DART 503 Theories of Interactivity (3 credits)
This course will explore the new opportunities designers have to fundamentally change the ways in which information is organized, manipulated and disseminated in the context of new communications technologies. The computer, as a medium for expression, will be explored through issues of cognition, metaphor, narrative structures, the creation of three dimensional objects and environments, symbolic interaction, information architecture and interactive visual navigational systems.
DART 504 Contextualizing Design Practice (3 credits)
This course approaches design and digital technologies through interdisciplinary theoretical engagement to investigate the cultural and discursive context in which design resides. Through a combination of seminar discussions, workshops, and individual writings, students situate their work in different environments, such as commercial, public or domestic contexts, and explore new venues of dissemination. Such investigations enhance students’ ability to contextualize, articulate and exhibit the thesis work.

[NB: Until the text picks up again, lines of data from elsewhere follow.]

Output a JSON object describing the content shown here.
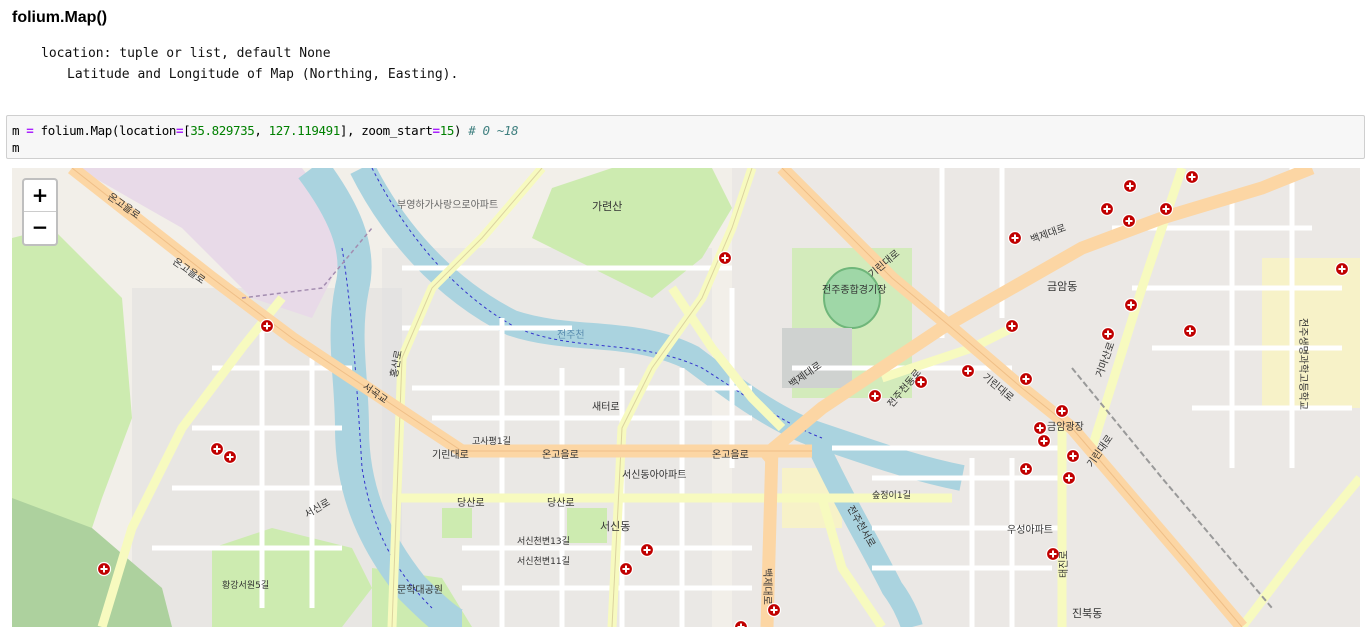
{
  "heading": "folium.Map()",
  "doc": {
    "line1": "location: tuple or list, default None",
    "line2": "Latitude and Longitude of Map (Northing, Easting)."
  },
  "code": {
    "var": "m",
    "assign": "=",
    "call_prefix": "folium.Map(location",
    "bracket_open": "[",
    "lat": "35.829735",
    "sep": ", ",
    "lon": "127.119491",
    "zoom_part": "], zoom_start",
    "zoom_val": "15",
    "close": ")",
    "comment": "# 0 ~18",
    "line2": "m"
  },
  "zoom": {
    "in": "+",
    "out": "−"
  },
  "map_labels": {
    "l1": "온고을로",
    "l2": "온고을로",
    "l3": "온고을로",
    "l4": "온고을로",
    "l5": "가련산",
    "l6": "전주천",
    "l7": "기린대로",
    "l8": "기린대로",
    "l9": "백제대로",
    "l10": "백제대로",
    "l11": "전주종합경기장",
    "l12": "서신동아아파트",
    "l13": "금암동",
    "l14": "금암광장",
    "l15": "전주생명과학고등학교",
    "l16": "서신동",
    "l17": "우성아파트",
    "l18": "문학대공원",
    "l19": "진북동",
    "l20": "서곡교",
    "l21": "새터로",
    "l22": "당산로",
    "l23": "당산로",
    "l24": "서신로",
    "l25": "거마산로",
    "l26": "기린대로",
    "l27": "부영하가사랑으로아파트",
    "l28": "태진로",
    "l29": "전주천동로",
    "l30": "기린대로",
    "l31": "홍산로",
    "l32": "전주천서로",
    "l33": "서신천변13길",
    "l34": "서신천변11길",
    "l35": "고사평1길",
    "l36": "황강서원5길",
    "l37": "숲정이1길",
    "l38": "백제대로"
  },
  "colors": {
    "marker": "#c00000",
    "major_road": "#fcd6a4",
    "secondary_road": "#f7fabf",
    "water": "#aad3df",
    "park": "#cdebb0"
  }
}
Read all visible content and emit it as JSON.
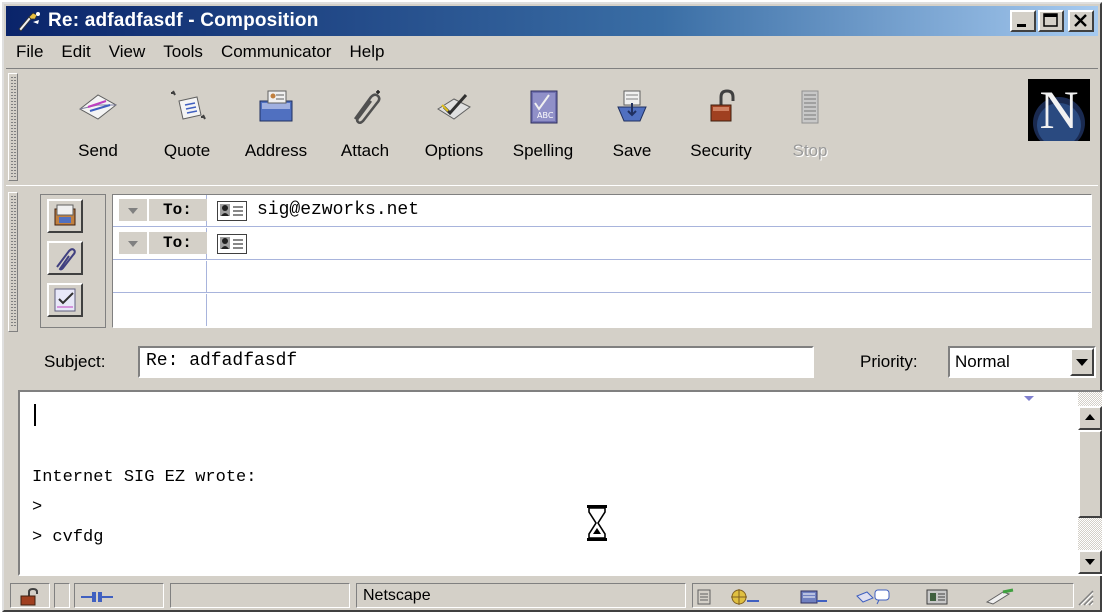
{
  "window": {
    "title": "Re: adfadfasdf - Composition",
    "controls": [
      "minimize",
      "maximize",
      "close"
    ]
  },
  "menu": [
    "File",
    "Edit",
    "View",
    "Tools",
    "Communicator",
    "Help"
  ],
  "toolbar": {
    "buttons": [
      {
        "label": "Send",
        "icon": "send-icon"
      },
      {
        "label": "Quote",
        "icon": "quote-icon"
      },
      {
        "label": "Address",
        "icon": "address-book-icon"
      },
      {
        "label": "Attach",
        "icon": "paperclip-icon"
      },
      {
        "label": "Options",
        "icon": "options-checkmark-icon"
      },
      {
        "label": "Spelling",
        "icon": "spellcheck-icon"
      },
      {
        "label": "Save",
        "icon": "save-icon"
      },
      {
        "label": "Security",
        "icon": "padlock-icon"
      },
      {
        "label": "Stop",
        "icon": "stop-icon",
        "disabled": true
      }
    ],
    "logo_letter": "N"
  },
  "addressing": {
    "rows": [
      {
        "type": "To:",
        "value": "sig@ezworks.net"
      },
      {
        "type": "To:",
        "value": ""
      },
      {
        "type": "",
        "value": ""
      },
      {
        "type": "",
        "value": ""
      }
    ]
  },
  "subject": {
    "label": "Subject:",
    "value": "Re: adfadfasdf"
  },
  "priority": {
    "label": "Priority:",
    "value": "Normal"
  },
  "body": {
    "lines": [
      "Internet SIG EZ wrote:",
      ">",
      "> cvfdg"
    ]
  },
  "status": {
    "text": "Netscape"
  },
  "colors": {
    "title_start": "#0a246a",
    "title_end": "#a6caf0",
    "chrome": "#d4d0c8"
  }
}
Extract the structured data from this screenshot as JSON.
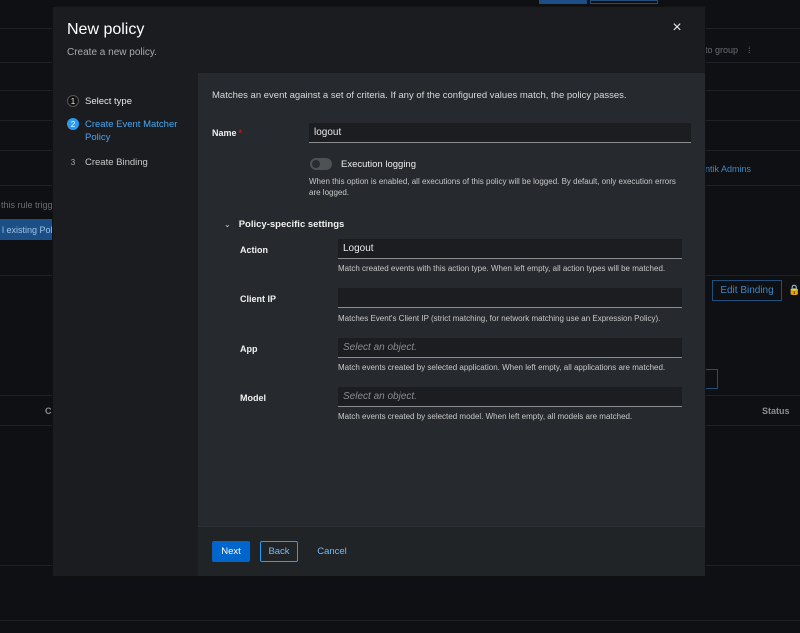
{
  "background": {
    "col_to_group": "to group",
    "rule_trigger": "this rule trigg",
    "existing_policy": "l existing Pol",
    "authentik_admins": "ntik Admins",
    "edit_binding": "Edit Binding",
    "col_c": "C",
    "col_status": "Status"
  },
  "modal": {
    "title": "New policy",
    "subtitle": "Create a new policy.",
    "close_icon": "×",
    "steps": [
      {
        "num": "1",
        "label": "Select type"
      },
      {
        "num": "2",
        "label": "Create Event Matcher Policy"
      },
      {
        "num": "3",
        "label": "Create Binding"
      }
    ],
    "description": "Matches an event against a set of criteria. If any of the configured values match, the policy passes.",
    "name": {
      "label": "Name",
      "required_mark": "*",
      "value": "logout"
    },
    "execution_logging": {
      "label": "Execution logging",
      "enabled": false,
      "helper_line1": "When this option is enabled, all executions of this policy will be logged. By default, only execution errors",
      "helper_line2": "are logged."
    },
    "section": {
      "chevron": "⌄",
      "title": "Policy-specific settings"
    },
    "fields": {
      "action": {
        "label": "Action",
        "value": "Logout",
        "helper": "Match created events with this action type. When left empty, all action types will be matched."
      },
      "client_ip": {
        "label": "Client IP",
        "value": "",
        "helper": "Matches Event's Client IP (strict matching, for network matching use an Expression Policy)."
      },
      "app": {
        "label": "App",
        "placeholder": "Select an object.",
        "helper": "Match events created by selected application. When left empty, all applications are matched."
      },
      "model": {
        "label": "Model",
        "placeholder": "Select an object.",
        "helper": "Match events created by selected model. When left empty, all models are matched."
      }
    },
    "footer": {
      "next": "Next",
      "back": "Back",
      "cancel": "Cancel"
    }
  }
}
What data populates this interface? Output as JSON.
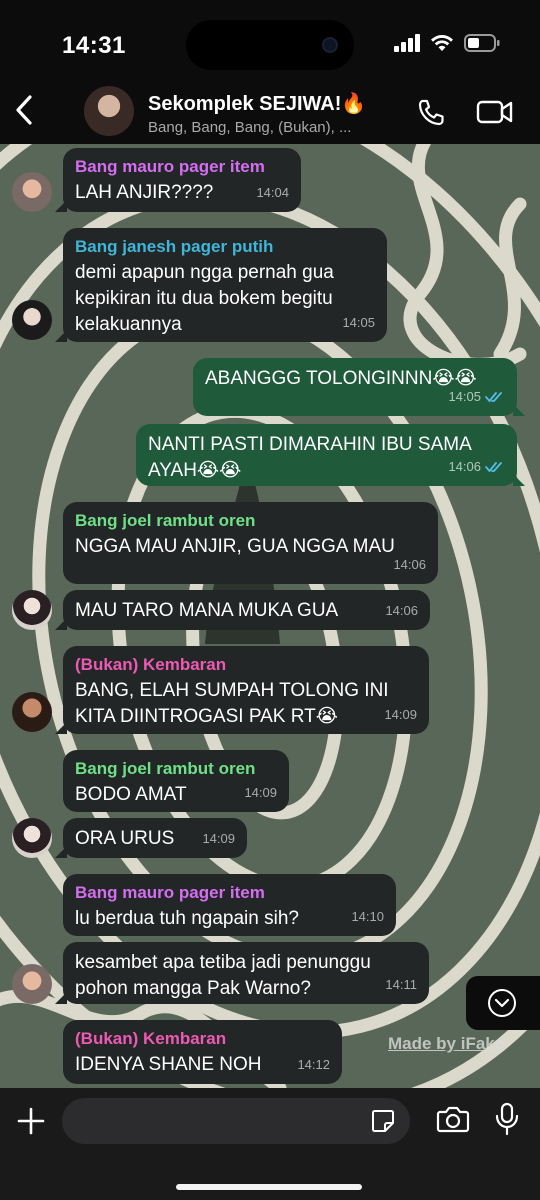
{
  "status": {
    "time": "14:31"
  },
  "header": {
    "title": "Sekomplek SEJIWA!🔥",
    "subtitle": "Bang, Bang, Bang, (Bukan), ..."
  },
  "messages": [
    {
      "sender": "Bang mauro pager item",
      "sender_color": "#d36ef0",
      "text": "LAH ANJIR????",
      "time": "14:04"
    },
    {
      "sender": "Bang janesh pager putih",
      "sender_color": "#3fb6d8",
      "text": "demi apapun ngga pernah gua\nkepikiran itu dua bokem begitu\nkelakuannya",
      "time": "14:05"
    },
    {
      "text": "ABANGGG TOLONGINNN😭😭",
      "time": "14:05",
      "outgoing": true
    },
    {
      "text": "NANTI PASTI DIMARAHIN IBU SAMA\nAYAH😭😭",
      "time": "14:06",
      "outgoing": true
    },
    {
      "sender": "Bang joel rambut oren",
      "sender_color": "#6fe087",
      "text": "NGGA MAU ANJIR, GUA NGGA MAU",
      "time": "14:06"
    },
    {
      "text": "MAU TARO MANA MUKA GUA",
      "time": "14:06"
    },
    {
      "sender": "(Bukan) Kembaran",
      "sender_color": "#ec5ab3",
      "text": "BANG, ELAH SUMPAH TOLONG INI\nKITA DIINTROGASI PAK RT😭",
      "time": "14:09"
    },
    {
      "sender": "Bang joel rambut oren",
      "sender_color": "#6fe087",
      "text": "BODO AMAT",
      "time": "14:09"
    },
    {
      "text": "ORA URUS",
      "time": "14:09"
    },
    {
      "sender": "Bang mauro pager item",
      "sender_color": "#d36ef0",
      "text": "lu berdua tuh ngapain sih?",
      "time": "14:10"
    },
    {
      "text": "kesambet apa tetiba jadi penunggu\npohon mangga Pak Warno?",
      "time": "14:11"
    },
    {
      "sender": "(Bukan) Kembaran",
      "sender_color": "#ec5ab3",
      "text": "IDENYA SHANE NOH",
      "time": "14:12"
    }
  ],
  "watermark": "Made by iFake",
  "colors": {
    "incoming_bubble": "#232626",
    "outgoing_bubble": "#1f5a3b",
    "read_ticks": "#53bdeb",
    "wallpaper": "#596758"
  }
}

DART 510 Independent Study (3 credits)
Prerequisite: Written permission of the Graduate Program Director.
Independent study proposals must be supported by a full-time faculty supervisor and approved with written permission by the Graduate Program Director. The student undertakes research in a specific field or topic relevant to their area of study.